For every line in the records below that holds "structured", make a copy.

- Collection entries
== Segment start ==

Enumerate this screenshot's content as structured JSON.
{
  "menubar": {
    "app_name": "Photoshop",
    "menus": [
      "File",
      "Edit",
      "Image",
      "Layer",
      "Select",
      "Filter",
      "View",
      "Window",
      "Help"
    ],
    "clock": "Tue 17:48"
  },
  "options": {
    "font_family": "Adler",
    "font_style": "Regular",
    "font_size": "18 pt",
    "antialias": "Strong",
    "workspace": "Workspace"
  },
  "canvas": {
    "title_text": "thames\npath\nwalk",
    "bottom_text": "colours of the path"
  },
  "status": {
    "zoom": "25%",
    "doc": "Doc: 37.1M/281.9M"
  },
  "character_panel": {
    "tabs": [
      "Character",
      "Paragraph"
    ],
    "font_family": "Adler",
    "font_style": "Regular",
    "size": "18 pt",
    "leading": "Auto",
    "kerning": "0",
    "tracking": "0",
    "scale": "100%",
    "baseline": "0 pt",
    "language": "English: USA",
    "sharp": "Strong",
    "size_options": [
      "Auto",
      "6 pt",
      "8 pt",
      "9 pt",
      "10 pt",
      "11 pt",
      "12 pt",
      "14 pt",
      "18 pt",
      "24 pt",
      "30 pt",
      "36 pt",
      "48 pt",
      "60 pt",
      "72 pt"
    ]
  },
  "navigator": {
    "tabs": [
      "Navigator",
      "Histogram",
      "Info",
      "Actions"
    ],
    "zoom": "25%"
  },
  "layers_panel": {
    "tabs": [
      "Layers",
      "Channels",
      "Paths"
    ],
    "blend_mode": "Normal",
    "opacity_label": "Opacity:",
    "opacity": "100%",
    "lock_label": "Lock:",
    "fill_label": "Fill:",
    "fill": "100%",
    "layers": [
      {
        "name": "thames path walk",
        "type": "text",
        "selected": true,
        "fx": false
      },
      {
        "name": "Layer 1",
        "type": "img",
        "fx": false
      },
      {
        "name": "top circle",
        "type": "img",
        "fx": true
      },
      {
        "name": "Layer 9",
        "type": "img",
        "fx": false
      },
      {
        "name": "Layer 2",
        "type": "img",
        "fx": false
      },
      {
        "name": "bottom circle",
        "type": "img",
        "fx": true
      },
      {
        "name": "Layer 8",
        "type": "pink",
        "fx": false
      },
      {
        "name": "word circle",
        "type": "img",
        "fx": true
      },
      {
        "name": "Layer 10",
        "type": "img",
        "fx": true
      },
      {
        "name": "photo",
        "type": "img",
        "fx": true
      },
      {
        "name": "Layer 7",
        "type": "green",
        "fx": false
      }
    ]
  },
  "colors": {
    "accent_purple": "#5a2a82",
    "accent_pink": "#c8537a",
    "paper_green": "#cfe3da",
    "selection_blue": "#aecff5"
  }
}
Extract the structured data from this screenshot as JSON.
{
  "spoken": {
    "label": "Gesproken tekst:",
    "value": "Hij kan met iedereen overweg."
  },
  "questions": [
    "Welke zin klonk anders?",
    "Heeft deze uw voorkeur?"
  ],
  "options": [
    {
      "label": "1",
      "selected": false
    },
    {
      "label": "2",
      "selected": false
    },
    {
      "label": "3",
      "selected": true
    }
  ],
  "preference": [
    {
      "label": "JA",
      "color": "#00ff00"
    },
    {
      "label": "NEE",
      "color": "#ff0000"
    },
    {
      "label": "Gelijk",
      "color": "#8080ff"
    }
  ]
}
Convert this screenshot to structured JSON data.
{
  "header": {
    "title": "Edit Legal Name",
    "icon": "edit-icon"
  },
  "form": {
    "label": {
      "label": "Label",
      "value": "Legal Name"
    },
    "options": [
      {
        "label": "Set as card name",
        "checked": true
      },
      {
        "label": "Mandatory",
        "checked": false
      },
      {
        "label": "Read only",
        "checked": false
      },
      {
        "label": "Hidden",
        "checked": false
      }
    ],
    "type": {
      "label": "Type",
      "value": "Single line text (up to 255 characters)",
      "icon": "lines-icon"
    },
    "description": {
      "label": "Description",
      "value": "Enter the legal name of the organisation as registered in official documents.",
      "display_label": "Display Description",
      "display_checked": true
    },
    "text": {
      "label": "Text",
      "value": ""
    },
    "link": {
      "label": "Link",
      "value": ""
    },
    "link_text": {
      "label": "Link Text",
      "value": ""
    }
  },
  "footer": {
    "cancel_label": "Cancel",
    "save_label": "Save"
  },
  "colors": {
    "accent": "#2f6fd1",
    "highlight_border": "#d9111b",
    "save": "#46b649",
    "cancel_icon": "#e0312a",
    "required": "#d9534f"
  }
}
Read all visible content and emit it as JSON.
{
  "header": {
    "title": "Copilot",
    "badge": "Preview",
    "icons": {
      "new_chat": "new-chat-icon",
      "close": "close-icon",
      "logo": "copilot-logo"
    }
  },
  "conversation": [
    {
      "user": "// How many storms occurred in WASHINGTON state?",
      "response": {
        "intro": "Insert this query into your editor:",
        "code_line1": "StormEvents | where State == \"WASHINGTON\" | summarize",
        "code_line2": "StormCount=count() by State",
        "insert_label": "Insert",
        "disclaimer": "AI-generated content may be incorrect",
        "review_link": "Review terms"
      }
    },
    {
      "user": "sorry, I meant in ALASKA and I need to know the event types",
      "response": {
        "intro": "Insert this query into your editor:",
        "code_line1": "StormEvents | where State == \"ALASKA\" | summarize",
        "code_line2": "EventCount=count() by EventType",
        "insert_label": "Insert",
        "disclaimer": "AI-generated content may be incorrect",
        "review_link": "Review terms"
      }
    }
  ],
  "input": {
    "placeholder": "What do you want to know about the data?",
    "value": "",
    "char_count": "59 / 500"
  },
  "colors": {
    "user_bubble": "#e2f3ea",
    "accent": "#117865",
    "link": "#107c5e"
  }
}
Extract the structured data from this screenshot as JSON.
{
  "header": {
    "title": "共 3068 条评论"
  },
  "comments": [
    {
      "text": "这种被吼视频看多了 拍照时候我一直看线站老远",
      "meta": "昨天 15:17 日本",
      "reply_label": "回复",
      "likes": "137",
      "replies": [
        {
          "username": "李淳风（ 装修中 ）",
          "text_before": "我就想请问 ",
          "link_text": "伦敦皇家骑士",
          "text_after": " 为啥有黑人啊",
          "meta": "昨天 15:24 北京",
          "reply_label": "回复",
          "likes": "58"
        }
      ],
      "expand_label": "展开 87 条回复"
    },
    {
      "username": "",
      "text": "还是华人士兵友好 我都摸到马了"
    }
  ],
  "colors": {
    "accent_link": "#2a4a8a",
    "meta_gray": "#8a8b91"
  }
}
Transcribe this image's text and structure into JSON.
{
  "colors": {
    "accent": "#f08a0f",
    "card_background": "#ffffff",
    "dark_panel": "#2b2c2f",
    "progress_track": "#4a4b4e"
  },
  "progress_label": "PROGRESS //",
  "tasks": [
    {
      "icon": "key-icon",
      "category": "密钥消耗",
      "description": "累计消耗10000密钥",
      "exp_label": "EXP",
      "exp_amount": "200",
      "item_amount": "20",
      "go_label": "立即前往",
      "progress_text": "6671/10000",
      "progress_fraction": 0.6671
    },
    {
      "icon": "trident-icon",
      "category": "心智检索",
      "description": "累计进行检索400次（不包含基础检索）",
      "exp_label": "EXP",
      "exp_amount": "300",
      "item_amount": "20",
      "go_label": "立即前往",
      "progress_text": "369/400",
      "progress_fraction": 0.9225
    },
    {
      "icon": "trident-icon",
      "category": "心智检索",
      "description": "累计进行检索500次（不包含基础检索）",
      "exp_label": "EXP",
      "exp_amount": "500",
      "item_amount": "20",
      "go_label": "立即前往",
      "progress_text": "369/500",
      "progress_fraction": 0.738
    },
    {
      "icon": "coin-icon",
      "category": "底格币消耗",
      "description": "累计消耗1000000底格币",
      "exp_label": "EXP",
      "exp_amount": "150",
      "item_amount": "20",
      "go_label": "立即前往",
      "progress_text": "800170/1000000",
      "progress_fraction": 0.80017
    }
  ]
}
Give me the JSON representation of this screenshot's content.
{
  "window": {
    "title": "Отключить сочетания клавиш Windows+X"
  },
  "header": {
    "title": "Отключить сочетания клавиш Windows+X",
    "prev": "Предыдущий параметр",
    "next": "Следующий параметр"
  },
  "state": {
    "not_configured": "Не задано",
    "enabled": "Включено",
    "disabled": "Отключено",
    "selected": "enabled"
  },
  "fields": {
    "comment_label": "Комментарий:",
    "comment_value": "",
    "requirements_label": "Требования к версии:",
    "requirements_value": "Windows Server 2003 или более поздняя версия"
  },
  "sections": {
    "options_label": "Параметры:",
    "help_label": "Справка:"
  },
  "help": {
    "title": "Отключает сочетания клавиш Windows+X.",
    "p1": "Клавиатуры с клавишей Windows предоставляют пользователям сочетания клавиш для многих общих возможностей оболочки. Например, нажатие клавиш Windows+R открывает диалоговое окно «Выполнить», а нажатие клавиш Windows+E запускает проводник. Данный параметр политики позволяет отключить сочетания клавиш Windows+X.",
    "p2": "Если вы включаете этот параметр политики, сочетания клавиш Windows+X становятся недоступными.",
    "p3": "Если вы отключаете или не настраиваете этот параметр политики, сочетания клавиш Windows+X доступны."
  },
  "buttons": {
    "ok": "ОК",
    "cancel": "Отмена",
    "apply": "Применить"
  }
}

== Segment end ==

- WRITTEN REPLY
Enumerate this screenshot's content as structured JSON.
Extract the structured data from this screenshot as JSON.
Convert this screenshot to structured JSON data.
Extract the structured data from this screenshot as JSON.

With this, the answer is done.